» INPUT:
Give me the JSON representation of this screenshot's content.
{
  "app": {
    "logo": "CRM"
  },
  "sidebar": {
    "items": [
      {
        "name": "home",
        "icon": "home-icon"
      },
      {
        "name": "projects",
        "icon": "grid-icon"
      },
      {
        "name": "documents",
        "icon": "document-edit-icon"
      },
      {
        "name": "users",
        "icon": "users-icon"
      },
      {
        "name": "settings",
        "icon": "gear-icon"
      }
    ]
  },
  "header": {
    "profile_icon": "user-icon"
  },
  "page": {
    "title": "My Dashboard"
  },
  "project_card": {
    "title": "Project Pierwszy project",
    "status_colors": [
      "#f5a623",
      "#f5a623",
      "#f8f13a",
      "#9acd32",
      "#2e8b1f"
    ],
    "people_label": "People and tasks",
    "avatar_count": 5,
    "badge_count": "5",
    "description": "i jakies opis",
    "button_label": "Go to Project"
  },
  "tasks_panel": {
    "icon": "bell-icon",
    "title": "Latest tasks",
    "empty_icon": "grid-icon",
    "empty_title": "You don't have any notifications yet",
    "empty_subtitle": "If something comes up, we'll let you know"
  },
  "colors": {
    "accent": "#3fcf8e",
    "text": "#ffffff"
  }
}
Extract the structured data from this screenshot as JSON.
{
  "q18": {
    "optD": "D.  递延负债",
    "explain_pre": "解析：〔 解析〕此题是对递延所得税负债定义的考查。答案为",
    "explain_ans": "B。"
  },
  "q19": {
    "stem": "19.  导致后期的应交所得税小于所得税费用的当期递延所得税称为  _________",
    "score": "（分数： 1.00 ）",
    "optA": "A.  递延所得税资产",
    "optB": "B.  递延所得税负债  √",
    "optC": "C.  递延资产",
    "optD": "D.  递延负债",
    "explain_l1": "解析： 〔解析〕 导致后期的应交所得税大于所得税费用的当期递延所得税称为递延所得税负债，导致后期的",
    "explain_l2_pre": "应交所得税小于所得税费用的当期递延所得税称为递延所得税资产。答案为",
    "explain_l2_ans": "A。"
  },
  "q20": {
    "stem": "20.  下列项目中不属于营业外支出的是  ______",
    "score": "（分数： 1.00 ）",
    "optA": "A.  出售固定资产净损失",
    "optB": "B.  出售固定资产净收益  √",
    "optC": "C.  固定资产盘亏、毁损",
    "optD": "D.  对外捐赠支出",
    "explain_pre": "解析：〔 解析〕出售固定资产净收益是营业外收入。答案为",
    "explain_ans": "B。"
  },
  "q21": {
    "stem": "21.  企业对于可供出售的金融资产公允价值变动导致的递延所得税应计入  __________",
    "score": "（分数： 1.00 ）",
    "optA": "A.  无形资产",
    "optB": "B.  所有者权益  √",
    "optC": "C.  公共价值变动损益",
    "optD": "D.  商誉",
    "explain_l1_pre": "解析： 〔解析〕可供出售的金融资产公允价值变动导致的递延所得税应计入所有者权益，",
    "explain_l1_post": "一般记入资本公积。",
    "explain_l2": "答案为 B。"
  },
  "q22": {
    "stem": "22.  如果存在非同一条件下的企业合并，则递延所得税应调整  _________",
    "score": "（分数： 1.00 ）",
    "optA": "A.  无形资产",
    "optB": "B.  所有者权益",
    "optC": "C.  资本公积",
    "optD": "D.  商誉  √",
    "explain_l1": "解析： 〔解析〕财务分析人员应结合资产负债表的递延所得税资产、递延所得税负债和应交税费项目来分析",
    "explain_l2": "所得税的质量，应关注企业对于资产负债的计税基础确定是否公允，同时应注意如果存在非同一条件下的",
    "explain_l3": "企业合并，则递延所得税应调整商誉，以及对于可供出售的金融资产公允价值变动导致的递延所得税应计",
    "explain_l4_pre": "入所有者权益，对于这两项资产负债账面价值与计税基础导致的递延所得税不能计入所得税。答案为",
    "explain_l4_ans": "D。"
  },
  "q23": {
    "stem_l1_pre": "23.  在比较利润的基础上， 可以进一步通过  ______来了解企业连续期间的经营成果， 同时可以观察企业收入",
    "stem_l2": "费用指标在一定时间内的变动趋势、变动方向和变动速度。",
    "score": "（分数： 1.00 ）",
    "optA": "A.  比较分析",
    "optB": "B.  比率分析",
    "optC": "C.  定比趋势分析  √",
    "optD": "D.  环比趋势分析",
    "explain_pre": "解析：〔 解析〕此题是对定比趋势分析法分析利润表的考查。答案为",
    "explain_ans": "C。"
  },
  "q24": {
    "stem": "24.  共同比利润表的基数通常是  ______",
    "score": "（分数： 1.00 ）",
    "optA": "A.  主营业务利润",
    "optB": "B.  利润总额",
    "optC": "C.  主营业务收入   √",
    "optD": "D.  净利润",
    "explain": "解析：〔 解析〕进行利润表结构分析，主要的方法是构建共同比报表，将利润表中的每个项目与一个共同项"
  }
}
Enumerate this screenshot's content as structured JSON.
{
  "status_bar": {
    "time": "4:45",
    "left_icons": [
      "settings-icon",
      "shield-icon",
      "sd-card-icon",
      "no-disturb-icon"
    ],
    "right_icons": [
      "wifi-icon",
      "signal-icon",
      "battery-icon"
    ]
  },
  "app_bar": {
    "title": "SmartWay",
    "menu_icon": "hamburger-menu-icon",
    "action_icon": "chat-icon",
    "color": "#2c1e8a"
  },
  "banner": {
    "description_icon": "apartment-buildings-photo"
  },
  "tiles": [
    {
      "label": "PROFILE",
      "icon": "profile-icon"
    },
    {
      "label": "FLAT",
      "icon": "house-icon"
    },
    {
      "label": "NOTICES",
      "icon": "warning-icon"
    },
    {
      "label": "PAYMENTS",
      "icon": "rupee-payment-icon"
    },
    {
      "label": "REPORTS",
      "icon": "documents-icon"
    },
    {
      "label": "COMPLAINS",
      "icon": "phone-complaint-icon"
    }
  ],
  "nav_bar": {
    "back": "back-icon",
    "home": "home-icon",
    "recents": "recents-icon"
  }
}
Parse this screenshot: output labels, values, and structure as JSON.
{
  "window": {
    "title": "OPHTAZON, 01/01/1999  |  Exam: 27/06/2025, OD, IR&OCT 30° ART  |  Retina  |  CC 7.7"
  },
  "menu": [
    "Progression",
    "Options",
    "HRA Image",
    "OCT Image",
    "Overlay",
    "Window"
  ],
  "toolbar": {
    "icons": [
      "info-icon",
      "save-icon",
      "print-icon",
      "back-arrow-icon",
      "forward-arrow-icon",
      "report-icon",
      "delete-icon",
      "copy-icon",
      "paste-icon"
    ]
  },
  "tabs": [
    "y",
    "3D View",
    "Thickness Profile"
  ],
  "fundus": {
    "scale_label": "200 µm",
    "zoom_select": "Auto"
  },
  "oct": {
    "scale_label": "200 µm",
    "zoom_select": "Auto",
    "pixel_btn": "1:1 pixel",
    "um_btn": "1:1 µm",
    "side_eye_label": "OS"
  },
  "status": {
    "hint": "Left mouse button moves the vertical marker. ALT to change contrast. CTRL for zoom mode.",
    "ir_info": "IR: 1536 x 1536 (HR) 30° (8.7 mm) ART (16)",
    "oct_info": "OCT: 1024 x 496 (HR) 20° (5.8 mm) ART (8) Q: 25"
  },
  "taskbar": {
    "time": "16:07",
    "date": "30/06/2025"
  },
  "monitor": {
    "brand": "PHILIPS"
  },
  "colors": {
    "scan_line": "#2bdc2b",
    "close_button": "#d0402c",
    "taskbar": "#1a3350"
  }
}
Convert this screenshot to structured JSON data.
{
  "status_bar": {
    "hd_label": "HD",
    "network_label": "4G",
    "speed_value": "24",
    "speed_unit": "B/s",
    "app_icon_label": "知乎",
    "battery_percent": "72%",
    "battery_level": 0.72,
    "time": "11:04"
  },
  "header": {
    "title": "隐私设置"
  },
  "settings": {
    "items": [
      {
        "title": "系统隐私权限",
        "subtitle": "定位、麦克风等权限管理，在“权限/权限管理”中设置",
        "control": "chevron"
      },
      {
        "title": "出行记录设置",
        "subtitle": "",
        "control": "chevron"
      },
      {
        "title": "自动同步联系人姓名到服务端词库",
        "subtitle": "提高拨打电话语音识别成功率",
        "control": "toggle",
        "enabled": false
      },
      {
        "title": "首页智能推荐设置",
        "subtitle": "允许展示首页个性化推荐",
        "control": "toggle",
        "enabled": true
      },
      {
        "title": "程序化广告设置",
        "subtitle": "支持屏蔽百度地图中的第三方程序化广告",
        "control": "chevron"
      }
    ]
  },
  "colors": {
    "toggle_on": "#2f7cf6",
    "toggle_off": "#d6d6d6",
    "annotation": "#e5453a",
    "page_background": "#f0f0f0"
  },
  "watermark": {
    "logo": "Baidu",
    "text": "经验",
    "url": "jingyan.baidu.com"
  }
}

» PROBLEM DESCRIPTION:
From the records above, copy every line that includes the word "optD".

» RESPONSE AREA:
    "optD": "D.  递延负债",
    "optD": "D.  递延负债",
    "optD": "D.  对外捐赠支出",
    "optD": "D.  商誉",
    "optD": "D.  商誉  √",
    "optD": "D.  环比趋势分析",
    "optD": "D.  净利润",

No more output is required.